So it's not Tesco law after all. It's 'Co-op law'. The Co-operative Group has announced that it is taking on former RAC Legal Services managing director Eddie Ryan to kickstart its own in-house law firm. Sort of.
The Co-op is to take advantage of the imminent reforms promised by the Government to set up a division offering legal services such as conveyancing and insurance claims handling to its members, as first revealed on www.thelawyer.com (21 April). For the moment it will have to use panel firms of solicitors, but when legislation allows, the Co-op wants to use in-house lawyers.
The venture sees Ryan and ex-RAC Legal Services head Jonathan Gulliford pick up where they left off before Aviva's acquisition of the RAC a year ago in campaigning for a more liberal and radical legal market. Under Aviva, the RAC has turned away from that route, but the Co-op is now firmly on it.

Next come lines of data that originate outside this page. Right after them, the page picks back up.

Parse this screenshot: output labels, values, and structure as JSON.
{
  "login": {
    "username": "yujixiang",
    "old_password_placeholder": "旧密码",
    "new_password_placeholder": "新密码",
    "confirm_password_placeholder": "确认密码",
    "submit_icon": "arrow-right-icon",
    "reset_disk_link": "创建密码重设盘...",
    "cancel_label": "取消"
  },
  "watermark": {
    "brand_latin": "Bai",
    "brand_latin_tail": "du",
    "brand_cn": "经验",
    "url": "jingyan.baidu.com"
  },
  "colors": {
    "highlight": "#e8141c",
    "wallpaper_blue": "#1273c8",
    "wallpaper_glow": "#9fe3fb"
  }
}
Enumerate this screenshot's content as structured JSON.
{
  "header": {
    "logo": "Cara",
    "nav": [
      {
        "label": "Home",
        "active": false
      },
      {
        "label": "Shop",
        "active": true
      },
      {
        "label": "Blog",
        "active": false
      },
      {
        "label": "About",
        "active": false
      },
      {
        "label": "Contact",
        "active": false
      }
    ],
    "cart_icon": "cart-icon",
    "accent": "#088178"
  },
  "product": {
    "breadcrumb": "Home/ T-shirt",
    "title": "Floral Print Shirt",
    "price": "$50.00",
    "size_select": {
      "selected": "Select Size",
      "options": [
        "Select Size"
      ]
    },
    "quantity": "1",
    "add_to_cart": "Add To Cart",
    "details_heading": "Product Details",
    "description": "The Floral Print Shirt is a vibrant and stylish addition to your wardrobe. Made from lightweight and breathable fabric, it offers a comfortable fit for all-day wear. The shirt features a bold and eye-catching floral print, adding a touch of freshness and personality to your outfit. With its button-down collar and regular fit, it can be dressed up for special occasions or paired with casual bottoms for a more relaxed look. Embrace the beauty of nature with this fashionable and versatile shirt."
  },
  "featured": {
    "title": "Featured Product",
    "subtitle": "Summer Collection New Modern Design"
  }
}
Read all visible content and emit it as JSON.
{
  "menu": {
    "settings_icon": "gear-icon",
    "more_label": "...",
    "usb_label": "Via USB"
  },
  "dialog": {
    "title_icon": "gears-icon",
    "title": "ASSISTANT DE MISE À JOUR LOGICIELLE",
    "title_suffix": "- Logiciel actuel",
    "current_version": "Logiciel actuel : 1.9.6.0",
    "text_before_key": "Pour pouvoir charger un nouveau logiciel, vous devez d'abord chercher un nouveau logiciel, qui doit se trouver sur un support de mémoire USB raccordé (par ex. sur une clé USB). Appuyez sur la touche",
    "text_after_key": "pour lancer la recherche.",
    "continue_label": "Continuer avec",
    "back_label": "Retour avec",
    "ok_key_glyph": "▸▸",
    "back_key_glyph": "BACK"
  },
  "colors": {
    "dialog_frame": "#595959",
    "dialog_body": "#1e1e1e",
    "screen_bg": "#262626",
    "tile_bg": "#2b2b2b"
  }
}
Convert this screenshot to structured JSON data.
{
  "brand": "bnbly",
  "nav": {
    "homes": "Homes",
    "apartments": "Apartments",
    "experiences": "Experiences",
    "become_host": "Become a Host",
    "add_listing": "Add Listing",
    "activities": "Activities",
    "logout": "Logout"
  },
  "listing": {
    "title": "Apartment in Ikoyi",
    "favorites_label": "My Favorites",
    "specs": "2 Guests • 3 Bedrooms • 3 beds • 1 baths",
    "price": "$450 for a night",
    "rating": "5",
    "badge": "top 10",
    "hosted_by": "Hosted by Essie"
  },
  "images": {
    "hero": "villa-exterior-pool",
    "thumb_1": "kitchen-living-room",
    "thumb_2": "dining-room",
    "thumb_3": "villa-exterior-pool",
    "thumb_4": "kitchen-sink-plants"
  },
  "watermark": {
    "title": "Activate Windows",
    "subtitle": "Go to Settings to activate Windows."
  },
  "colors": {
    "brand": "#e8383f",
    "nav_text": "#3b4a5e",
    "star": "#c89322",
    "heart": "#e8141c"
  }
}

No such thing as paranoia for lawyers in Russia
Seeing the former deputy head of legal for embattled Russian oil giant Yukos sent to the Gulag for seven years by the Russian courts must give all lawyers operating in Russia a moment's pause.
Svetlana Bakhmina was convicted of embezzlement and tax evasion, and the Kremlin last month arrested her boss, Yukos head of legal Vasily Aleksanyan, further signaling an intention to put lawyers on trial.
Lawyers working for Western firms have raised concerns to The Lawyer before about the rule of law in Russia. For domestic lawyers, the situation is even more dire. What would be routine client meetings in the West often become episodes of cloak and dagger espionage. And while the Yukos case is exceptional given the politicking, the fine line that lawyers tread is clear.
Human rights lawyer Bob Amsterdam, now in a loose affiliation with Olswang, was evicted from Russia for being too vocal about the imprisonment of former Yukos chief executive officer Mikhail Khodorkovsky. US firms Chadbourne & Parke and Covington & Burling have also taken lead roles in associated Yukos shareholder actions. Lawyers everywhere will be looking over their shoulders.
Conyers says hi to Dubai
Hardly a month goes by without an offshore law firm announcing a new office. This month it is the turn of Bermuda-headquartered Conyers Dill & Pearman, which is poised to launch a Dubai operation. In the past six months Bedell Cristin, Mourant, Ozannes and Walkers are just a handful of the firms expanding their operations.
There is recognition among lawyers at offshore firms that the bigger players need to expand to survive. As clients' business interests grow, they increasingly need advice on more than one offshore jurisdiction. All the recent talk is of mergers rather than organic growth. Rumours include Bermuda's Appleby Spurling Hunter merging with Jersey's Bailhache Labesse, or even Cayman-headquartered Walkers hooking up with Jersey-based Crills.
Whatever the short-term outcome, in the long term the offshore market is set to see fewer, but bigger, players.